Photo via Flickr user Mark Grapengater

Over the last few years, scientists, health campaigners, and politicians have demonised sugar-filled fizzy drinks as causers of weight gain. Last October, the World Health Organisation condemned soft drinks for leading to obesity and related diseases like diabetes and cancer. Countries around the world have since taken action to curb fizzy drink consumption by banning unlimited soda refills and introducing taxes on the sugary stuff.

If you want cut down on extra calories while still enjoying the fizz, then, drinking carbonated water seems like a good alternative. But according to a new study by scientists at Birzeit University in the Palestinian West Bank, that San Pellegrino might not be as as harmless as it seems.
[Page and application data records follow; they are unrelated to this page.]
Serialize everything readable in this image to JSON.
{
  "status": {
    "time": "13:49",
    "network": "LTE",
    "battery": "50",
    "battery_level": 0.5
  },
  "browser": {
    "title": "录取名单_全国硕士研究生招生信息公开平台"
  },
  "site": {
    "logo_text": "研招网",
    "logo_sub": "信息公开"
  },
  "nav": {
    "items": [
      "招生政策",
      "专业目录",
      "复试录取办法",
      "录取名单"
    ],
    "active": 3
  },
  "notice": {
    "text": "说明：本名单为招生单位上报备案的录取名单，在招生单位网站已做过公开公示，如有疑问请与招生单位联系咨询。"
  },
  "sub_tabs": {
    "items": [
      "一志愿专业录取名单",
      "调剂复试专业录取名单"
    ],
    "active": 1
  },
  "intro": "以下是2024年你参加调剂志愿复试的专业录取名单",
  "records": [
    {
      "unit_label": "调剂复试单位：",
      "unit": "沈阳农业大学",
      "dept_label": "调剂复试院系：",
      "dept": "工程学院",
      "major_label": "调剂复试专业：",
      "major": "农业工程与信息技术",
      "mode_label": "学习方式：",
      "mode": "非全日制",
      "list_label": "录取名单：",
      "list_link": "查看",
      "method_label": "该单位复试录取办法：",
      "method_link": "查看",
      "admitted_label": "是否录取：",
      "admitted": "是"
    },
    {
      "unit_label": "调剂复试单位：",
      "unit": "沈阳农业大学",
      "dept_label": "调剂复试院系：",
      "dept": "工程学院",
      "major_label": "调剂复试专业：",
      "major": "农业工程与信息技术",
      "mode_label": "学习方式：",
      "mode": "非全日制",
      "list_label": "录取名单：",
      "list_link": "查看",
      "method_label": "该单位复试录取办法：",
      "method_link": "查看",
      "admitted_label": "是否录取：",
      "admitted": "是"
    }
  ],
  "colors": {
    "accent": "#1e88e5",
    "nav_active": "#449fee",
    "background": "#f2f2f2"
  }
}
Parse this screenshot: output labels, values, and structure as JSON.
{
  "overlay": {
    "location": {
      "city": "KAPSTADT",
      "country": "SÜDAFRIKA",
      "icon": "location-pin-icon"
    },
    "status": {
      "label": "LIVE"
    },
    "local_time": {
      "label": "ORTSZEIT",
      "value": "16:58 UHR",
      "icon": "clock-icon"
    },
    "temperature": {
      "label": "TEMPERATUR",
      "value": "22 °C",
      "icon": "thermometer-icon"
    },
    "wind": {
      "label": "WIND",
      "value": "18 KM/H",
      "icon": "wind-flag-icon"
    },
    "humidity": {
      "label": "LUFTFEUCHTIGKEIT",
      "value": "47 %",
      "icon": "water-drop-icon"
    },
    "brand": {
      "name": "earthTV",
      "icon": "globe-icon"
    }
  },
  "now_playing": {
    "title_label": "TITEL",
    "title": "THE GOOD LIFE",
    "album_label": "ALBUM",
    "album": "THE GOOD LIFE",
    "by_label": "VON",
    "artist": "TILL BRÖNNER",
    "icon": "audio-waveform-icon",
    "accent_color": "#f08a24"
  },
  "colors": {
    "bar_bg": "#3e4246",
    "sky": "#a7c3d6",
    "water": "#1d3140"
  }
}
The research, which was published in the Obesity Research and Clinical Practice Journal, found that rats who were given carbonated beverages ate 20 percent more food than rats who were given flat drinks. The experiment, which studied the effects of different drinks on the eating habits of rats over the course of a year, also showed that the rodents who drank fizzy water showed signs of chronic obesity, like fat accumulating around organs.

The effect of fizzy drinks on ghrelin, the hunger hormone, could be what leads to this increase in food consumption and weight gain, the study said. After the rats drank a carbonated drink, their levels of ghrelin were significantly higher than in animals that had consumed flat beverages. The experiment was then repeated on 20 human participants and carbonated drinks were again found to increase ghrelin levels.

However, cutting out sparkling water probably won't help you eat less.

MUNCHIES reached out to Susan Jebb, professor of diet and population health at the University of Oxford, to find out if the fizzy stuff really makes you more hungry. Jebb said: "It would be premature to offer advice to people trying to lose weight based on a single small study which looked at rates of weight gain in laboratory animals who are still growing. Advice for weight control needs to be based on rigorous well controlled trials and a full synthesis of the evidence."

Maybe you can have your San Pellegrino and drink it.